East of Midway, 55th
becomes two Garfield Boulevards,
a half-block park between.
In summer, at every intersection,
alone or in groups,
people sell bottled water.
They face the street, the burnt,
boarded and empty,
or barred and crowded apartments.
Wind from the cars lifts plastic bags
and paper from grass and sidewalks.
Kids shuffle towards basketball,
picnics, and dealers
in the park, are yelled back
by stick-limbed or very fat
grandmas in lawn-chairs
in the shade of trees, beside coolers.
The cars seldom stop,
whether all their windows
are down or up. Yet at the corner
of Normal, Ada, Throop, Racine,
Union, LaSalle, an arm waves
a bottle, a sweat-ringed mouth
calls. So that it seems
one person, and as if
to say I’m fulfilling a role,
am needed, have purpose. No sale.
Perhaps, opening a cupboard
for a new bottle, I lose
my friends’ and the fire’s
reflections in its beveled glass.
Though I hear, over cork and pouring,
their wild elaborations
of a joke that is also an idea,
and hurry to return to them.
But perhaps there’s some hint
of contretemps, criticism,
or not even that –
the mere fact of turning away.
The bottle is empty,
was. The apartment, void
of all but the usual flotsam.
Even moths won’t enter,
their eyes an interstellar dark,
saying He who knows
and rightly claims he asks for little
has already asked too much.
I’m delighted, like most people,
to find there’s little
connection between my moderate evil
in life and what happens after.
The worst, which isn’t very bad,
is having to see my combination
parole- and case-officer. He’s
a slob, his desk always full
of wrappers and half-eaten hoagies.
When he’s out, he leaves my check
for the quarter in a corner
of the mess. (I’d prefer cash.) When
he’s there, I have to answer
questions that even to him
appear pointless. Otherwise, I move
among the cities of a polished Rustbelt.
Steaks at Mantini’s, strippers in the Flats.
Or down to Talladega for the races.
At times I recall I had artier tastes,
but the rule here seems to be Gleichschaltung.
And full employment, forever: the factories
pump out cars, the suburbs
expand into other dimensions,
but who can talk to those union types?

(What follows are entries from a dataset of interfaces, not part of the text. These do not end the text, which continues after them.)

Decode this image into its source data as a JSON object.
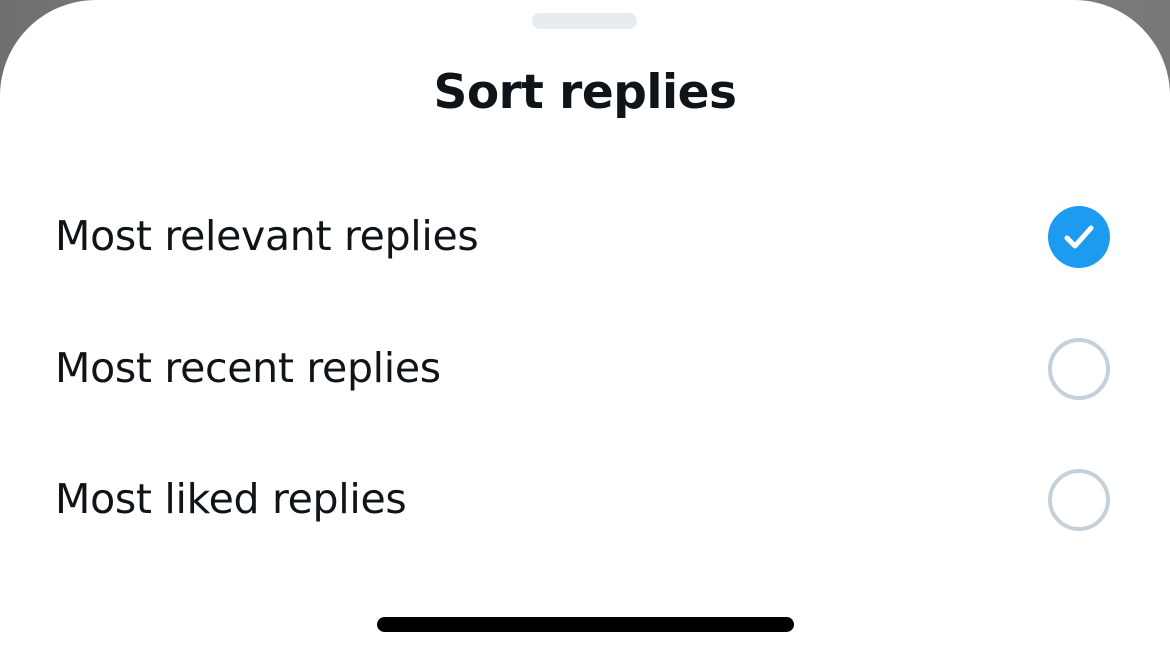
{
  "sheet": {
    "title": "Sort replies",
    "options": [
      {
        "label": "Most relevant replies",
        "selected": true
      },
      {
        "label": "Most recent replies",
        "selected": false
      },
      {
        "label": "Most liked replies",
        "selected": false
      }
    ]
  },
  "colors": {
    "accent": "#1d9bf0",
    "text": "#0f1419",
    "radio_border": "#c5d0d8"
  },
  "icons": {
    "selected": "check-circle-icon",
    "unselected": "empty-circle-icon"
  }
}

I’m always one step ahead
of some husband or debt. If I ever
decide to settle down, I’ll check
the personals and want-ads (there are papers)
and get a job in hell.

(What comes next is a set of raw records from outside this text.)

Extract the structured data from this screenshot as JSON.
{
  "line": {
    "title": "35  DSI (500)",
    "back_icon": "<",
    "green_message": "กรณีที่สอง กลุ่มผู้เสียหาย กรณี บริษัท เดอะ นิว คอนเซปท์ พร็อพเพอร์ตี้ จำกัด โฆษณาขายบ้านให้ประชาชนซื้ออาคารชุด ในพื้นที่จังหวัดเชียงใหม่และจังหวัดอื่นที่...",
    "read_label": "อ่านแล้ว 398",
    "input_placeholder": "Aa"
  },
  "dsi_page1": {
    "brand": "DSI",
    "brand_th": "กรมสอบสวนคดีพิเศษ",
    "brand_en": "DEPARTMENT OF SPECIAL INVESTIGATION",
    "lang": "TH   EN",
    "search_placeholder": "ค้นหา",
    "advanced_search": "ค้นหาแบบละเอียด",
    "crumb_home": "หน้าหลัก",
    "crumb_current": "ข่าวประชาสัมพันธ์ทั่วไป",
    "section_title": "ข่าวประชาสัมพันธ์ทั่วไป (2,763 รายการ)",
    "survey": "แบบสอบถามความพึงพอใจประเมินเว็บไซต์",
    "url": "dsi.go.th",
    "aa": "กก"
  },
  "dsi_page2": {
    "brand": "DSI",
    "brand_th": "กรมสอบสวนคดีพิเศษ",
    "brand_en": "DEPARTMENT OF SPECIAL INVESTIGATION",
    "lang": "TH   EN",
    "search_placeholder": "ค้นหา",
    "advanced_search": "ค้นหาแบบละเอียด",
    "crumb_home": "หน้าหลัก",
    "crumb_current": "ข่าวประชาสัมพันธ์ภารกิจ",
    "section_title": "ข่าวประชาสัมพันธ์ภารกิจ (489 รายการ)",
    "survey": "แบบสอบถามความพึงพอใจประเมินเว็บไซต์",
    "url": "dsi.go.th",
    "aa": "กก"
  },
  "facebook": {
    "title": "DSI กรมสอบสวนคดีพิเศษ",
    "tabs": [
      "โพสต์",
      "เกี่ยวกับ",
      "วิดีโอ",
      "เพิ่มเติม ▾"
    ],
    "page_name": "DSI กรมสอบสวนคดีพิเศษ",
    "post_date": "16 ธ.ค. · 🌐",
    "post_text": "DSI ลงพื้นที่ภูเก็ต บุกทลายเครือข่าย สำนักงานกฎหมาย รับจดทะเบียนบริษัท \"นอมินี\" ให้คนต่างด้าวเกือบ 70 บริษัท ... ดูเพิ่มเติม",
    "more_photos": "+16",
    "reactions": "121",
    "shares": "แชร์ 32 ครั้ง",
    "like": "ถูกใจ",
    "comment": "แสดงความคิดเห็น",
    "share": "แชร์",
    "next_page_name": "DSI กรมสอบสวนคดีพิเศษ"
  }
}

Fred Pollack was born and attended high school in Chicago. Author of two book-length narrative poems, THE ADVENTURE and HAPPINESS, both published by Story Line Press. Has appeared in Hudson Review, Salmagundi, Poetry Salzburg Review, Die Gazette (Munich), The Fish Anthology (Ireland), Representations, Magma (UK), Bateau, Fulcrum, Chiron Review, etc. Online, poems have appeared in Big Bridge, Hamilton Stone Review, Diagram, BlazeVox, The New Hampshire Review, Mudlark, etc. Recent Web publications in Occupoetry, Faircloth Review, Camel Saloon, Kalkion, Gap Toothed Madness. Adjunct professor creative writing George Washington University. Poetics: neither navelgazing mainstream nor academic pseudo-avant-garde.